### EXERCISE OBJECTIVE
Search the records for lines with the word "JSON" and copy each match.

### TASK MATERIAL
►

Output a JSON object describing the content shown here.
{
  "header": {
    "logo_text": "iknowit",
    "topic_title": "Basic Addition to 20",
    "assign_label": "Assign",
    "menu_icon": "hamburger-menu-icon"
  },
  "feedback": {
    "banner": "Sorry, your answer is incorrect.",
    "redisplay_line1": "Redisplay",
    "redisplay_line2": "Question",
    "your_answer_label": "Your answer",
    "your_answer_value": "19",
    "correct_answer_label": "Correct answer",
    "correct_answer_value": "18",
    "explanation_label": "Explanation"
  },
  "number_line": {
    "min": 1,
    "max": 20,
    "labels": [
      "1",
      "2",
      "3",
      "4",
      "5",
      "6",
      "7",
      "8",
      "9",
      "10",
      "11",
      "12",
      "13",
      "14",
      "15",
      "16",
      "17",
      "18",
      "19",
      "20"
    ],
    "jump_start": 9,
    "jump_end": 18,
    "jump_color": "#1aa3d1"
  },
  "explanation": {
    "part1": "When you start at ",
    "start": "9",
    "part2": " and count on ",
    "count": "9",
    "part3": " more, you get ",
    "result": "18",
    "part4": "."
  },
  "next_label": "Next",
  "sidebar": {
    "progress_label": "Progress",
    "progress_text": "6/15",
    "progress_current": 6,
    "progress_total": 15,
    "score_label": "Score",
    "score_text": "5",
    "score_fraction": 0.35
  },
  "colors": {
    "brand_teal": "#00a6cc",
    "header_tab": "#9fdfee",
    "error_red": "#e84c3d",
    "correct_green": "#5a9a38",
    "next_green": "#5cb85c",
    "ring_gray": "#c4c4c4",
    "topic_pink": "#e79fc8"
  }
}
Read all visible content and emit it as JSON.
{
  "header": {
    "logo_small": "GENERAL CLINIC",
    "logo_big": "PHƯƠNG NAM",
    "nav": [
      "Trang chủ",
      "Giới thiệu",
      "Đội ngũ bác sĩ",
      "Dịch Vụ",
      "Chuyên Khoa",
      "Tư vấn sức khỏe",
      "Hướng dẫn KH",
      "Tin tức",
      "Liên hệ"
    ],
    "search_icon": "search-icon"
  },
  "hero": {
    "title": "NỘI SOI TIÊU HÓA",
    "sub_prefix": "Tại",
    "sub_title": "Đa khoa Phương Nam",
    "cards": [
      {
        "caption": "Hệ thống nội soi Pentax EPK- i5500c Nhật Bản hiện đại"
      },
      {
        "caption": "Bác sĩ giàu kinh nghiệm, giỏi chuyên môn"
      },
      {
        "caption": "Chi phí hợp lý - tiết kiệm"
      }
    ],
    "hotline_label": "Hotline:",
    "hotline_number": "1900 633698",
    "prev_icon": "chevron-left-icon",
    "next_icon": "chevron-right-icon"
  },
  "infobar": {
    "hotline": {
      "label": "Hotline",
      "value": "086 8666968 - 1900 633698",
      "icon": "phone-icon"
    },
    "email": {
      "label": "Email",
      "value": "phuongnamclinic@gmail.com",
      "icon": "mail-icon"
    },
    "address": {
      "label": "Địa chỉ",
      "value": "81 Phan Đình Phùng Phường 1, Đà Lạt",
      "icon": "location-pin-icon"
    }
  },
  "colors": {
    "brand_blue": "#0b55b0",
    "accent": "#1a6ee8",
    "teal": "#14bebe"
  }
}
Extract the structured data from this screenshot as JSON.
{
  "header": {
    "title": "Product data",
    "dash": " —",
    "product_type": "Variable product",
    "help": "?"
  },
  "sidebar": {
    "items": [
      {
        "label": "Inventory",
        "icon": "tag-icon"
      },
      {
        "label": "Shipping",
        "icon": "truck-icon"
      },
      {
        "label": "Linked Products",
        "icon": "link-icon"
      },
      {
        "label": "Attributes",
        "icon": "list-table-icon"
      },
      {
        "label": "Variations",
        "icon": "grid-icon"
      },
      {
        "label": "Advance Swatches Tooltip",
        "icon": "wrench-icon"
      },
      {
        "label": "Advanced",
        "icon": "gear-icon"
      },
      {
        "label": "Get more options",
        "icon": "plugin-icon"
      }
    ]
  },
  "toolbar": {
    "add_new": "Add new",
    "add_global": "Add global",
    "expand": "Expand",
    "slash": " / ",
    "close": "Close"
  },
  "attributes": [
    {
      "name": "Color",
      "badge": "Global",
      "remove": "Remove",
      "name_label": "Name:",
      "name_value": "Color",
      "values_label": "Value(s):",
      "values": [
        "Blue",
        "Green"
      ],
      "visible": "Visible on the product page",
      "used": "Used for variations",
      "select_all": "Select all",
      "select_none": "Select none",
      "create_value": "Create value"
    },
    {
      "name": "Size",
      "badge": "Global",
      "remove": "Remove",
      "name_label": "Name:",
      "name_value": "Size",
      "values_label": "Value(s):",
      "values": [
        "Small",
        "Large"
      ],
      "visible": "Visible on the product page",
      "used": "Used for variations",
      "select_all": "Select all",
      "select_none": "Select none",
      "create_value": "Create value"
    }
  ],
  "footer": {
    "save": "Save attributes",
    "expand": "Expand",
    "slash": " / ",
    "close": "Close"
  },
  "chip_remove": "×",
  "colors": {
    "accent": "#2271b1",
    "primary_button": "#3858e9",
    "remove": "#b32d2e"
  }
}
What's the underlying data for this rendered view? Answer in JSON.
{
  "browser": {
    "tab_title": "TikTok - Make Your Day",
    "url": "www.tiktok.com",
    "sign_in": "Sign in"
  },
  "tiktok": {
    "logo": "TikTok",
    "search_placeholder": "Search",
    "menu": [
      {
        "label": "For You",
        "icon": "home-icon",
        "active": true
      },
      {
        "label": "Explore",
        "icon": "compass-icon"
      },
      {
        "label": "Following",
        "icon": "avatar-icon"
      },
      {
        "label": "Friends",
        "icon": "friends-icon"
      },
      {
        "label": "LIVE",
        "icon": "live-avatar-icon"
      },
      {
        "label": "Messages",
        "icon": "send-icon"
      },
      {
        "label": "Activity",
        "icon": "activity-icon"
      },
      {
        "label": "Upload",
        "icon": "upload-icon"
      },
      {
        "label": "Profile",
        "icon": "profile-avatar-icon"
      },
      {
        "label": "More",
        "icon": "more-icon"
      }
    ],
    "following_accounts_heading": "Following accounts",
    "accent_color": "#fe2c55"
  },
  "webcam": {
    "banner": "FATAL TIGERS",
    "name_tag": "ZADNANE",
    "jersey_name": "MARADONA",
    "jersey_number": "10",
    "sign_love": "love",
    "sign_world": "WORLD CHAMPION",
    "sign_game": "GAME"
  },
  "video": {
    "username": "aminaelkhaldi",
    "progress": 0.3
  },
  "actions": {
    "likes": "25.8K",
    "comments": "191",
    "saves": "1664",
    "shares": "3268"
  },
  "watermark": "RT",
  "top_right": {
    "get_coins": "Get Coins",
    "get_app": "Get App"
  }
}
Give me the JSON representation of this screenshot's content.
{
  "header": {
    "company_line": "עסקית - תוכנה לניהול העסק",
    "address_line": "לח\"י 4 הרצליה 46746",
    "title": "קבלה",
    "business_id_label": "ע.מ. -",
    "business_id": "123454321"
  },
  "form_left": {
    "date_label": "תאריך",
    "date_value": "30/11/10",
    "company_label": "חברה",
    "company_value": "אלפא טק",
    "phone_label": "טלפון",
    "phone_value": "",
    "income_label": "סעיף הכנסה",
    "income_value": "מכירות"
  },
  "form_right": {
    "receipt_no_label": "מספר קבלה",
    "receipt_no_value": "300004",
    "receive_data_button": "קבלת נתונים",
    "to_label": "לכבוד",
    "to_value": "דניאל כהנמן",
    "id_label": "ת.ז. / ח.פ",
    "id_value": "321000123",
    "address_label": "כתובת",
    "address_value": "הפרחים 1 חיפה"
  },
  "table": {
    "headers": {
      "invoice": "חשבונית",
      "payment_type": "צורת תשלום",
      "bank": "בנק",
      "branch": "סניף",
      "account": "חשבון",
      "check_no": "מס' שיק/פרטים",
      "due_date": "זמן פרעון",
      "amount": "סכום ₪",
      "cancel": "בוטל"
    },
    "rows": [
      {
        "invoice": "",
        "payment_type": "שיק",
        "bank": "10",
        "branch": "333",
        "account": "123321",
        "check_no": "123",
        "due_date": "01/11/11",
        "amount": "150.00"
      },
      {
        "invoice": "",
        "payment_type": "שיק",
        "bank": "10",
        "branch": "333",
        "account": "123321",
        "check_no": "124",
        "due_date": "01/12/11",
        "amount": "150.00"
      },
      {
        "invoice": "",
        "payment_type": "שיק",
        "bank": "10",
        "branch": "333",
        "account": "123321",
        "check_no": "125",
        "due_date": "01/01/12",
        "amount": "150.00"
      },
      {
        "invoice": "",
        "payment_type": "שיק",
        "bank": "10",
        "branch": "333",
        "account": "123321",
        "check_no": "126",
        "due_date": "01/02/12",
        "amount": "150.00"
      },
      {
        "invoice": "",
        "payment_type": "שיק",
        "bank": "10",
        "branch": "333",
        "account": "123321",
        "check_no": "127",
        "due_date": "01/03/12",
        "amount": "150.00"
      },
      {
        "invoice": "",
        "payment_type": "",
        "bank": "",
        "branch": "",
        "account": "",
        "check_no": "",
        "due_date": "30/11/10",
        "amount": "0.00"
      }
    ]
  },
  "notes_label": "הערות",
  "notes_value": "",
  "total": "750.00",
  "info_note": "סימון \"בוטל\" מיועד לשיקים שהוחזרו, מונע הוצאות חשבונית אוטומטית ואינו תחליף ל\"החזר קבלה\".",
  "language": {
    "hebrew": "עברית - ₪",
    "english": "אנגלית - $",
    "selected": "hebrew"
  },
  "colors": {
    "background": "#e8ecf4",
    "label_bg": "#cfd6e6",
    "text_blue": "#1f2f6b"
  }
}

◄

### RESPONSE TO THE TASK
Output a JSON object describing the content shown here.
Read all visible content and emit it as JSON.
Extract the structured data from this screenshot as JSON.
What's the underlying data for this rendered view? Answer in JSON.
Give me the JSON representation of this screenshot's content.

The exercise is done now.